Provided records =
•••••
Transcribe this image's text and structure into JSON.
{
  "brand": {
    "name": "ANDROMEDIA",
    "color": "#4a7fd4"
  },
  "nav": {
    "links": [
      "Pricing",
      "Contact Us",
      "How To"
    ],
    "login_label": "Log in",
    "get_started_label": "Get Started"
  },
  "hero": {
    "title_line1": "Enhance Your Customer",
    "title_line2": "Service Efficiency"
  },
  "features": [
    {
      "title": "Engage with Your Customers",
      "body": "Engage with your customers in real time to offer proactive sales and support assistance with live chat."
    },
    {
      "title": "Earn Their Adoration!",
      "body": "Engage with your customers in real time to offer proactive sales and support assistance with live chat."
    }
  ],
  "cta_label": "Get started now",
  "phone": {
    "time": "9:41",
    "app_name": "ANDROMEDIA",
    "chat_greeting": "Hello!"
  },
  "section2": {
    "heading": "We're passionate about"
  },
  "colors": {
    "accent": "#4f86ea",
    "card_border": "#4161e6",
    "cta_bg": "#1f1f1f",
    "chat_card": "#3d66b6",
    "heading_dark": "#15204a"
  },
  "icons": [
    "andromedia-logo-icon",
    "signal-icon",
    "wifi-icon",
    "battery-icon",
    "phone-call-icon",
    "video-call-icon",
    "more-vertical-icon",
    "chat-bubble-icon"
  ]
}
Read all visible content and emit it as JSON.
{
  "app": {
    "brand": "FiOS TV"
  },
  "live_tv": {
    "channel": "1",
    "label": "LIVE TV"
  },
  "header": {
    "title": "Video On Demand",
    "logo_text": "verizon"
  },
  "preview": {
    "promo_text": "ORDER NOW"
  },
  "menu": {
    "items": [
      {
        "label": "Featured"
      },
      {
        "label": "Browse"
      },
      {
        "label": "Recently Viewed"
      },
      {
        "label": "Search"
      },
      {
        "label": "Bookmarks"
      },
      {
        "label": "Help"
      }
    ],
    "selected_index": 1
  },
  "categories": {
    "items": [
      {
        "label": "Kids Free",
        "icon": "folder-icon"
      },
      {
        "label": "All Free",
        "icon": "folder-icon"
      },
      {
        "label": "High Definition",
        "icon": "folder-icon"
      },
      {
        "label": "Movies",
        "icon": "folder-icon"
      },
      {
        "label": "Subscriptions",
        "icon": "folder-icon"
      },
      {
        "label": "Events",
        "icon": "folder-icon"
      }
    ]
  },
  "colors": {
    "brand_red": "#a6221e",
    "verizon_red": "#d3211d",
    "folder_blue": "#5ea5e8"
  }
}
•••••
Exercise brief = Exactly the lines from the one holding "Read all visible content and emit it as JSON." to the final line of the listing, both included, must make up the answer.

Answer to this exercise =
Read all visible content and emit it as JSON.
{
  "app": {
    "brand": "FiOS TV"
  },
  "live_tv": {
    "channel": "1",
    "label": "LIVE TV"
  },
  "header": {
    "title": "Video On Demand",
    "logo_text": "verizon"
  },
  "preview": {
    "promo_text": "ORDER NOW"
  },
  "menu": {
    "items": [
      {
        "label": "Featured"
      },
      {
        "label": "Browse"
      },
      {
        "label": "Recently Viewed"
      },
      {
        "label": "Search"
      },
      {
        "label": "Bookmarks"
      },
      {
        "label": "Help"
      }
    ],
    "selected_index": 1
  },
  "categories": {
    "items": [
      {
        "label": "Kids Free",
        "icon": "folder-icon"
      },
      {
        "label": "All Free",
        "icon": "folder-icon"
      },
      {
        "label": "High Definition",
        "icon": "folder-icon"
      },
      {
        "label": "Movies",
        "icon": "folder-icon"
      },
      {
        "label": "Subscriptions",
        "icon": "folder-icon"
      },
      {
        "label": "Events",
        "icon": "folder-icon"
      }
    ]
  },
  "colors": {
    "brand_red": "#a6221e",
    "verizon_red": "#d3211d",
    "folder_blue": "#5ea5e8"
  }
}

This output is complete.